Anne Arundel Community College, in its most ambitious private campaign ever, will try to raise $2 million within the next three months.
The money will be used to equip a $6.2 million allied health and public service center now under construction, and to pay for scholarships for students who will attend classes there.
"This is the first time in its 30 years of existence that the college has gone back to the community and asked anything in return, and I know Tom Florestano [the college president] wouldn't ask if he didn't need it," said A. Newth Morris III, chairman of the Anne Arundel County Community College Foundation. "This is the biggest project we've undertaken."
The Edge of Excellence Campaign was endorsed by Anne Arundel County Executive Robert R. Neall, who praised the college for continuing to "respond to the needs of this community, continually expanding and adapting its programs."
The new four-story, 64,000 square foot Allied Health and Public Services building will house the nursing, radiation technology, emergency medical technician, paralegal, physician's assistant and physical therapy assistant programs.
The building was paid for with money from the county, but getting first-rate equipment, including computers to operate a new law library, remains a problem for the college, which has a $31 million operating budget this year.
"Those [programs] feed right back into the community," said Mr. Morris. "Now we're asking the community to give something back."

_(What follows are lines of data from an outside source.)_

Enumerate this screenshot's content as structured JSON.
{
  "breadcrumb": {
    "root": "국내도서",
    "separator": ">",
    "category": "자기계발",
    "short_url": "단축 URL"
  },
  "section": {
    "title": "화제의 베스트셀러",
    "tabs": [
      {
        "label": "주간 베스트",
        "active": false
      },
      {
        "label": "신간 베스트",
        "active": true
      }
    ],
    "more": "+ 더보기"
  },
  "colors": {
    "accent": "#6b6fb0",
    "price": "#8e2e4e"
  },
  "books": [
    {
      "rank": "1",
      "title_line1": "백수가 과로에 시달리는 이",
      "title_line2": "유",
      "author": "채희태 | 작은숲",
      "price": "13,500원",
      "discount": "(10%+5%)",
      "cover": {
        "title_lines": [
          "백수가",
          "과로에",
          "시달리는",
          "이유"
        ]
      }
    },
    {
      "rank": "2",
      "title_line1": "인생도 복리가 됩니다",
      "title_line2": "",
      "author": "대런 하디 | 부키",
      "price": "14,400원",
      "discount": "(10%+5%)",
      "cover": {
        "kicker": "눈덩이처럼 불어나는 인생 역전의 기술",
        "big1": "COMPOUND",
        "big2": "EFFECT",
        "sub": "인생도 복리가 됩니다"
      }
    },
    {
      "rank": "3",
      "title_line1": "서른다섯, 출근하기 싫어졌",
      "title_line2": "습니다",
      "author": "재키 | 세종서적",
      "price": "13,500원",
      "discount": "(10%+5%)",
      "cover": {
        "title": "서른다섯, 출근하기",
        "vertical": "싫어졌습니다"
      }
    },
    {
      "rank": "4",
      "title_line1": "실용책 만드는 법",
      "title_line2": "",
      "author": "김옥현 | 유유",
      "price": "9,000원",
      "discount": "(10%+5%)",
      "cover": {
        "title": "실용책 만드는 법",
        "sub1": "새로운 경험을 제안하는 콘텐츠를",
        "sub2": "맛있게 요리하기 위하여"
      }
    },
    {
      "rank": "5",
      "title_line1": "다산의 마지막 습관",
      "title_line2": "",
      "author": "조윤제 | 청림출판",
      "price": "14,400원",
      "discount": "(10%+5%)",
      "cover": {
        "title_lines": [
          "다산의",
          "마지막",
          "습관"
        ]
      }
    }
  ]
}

College President Thomas E. Florestano, who last week announced he would resign at the end of the current school year, said the campaign is needed because state contributions to community colleges have dried up.
"We never [had such a campaign] before because I was afraid if somebody said, 'I'll give you $1 million,' and I asked the County Council for $30 million, that they'd say 'Here's $29 million, go use that other $1 million,' " said Dr. Florestano. "But I don't see the economy improving. The county gave us $6.2 million for a new building, and we have to help out. This is a real miracle to pull this out."
About $650,000 has already been promised to the college, and Mr. Morris said he anticipates little problem raising the rest.
"I know the economy's not great, but on the bright side, if we can raise this kind of money when everything's tight, it'll be that much easier when the economy improves," he said.
Some of the gifts to the foundation will be spread over time, ensuring what will essentially be an annuity the college can count on, said Mr. Morris.
The three-month campaign is part of a broad effort to create a capital and endowment fund over the next three to five years, said Theone Relos, a spokeswoman for the college.
The next phase of the fund-raising program is planned for February 1994 through next spring, and is aimed at raising $500,000.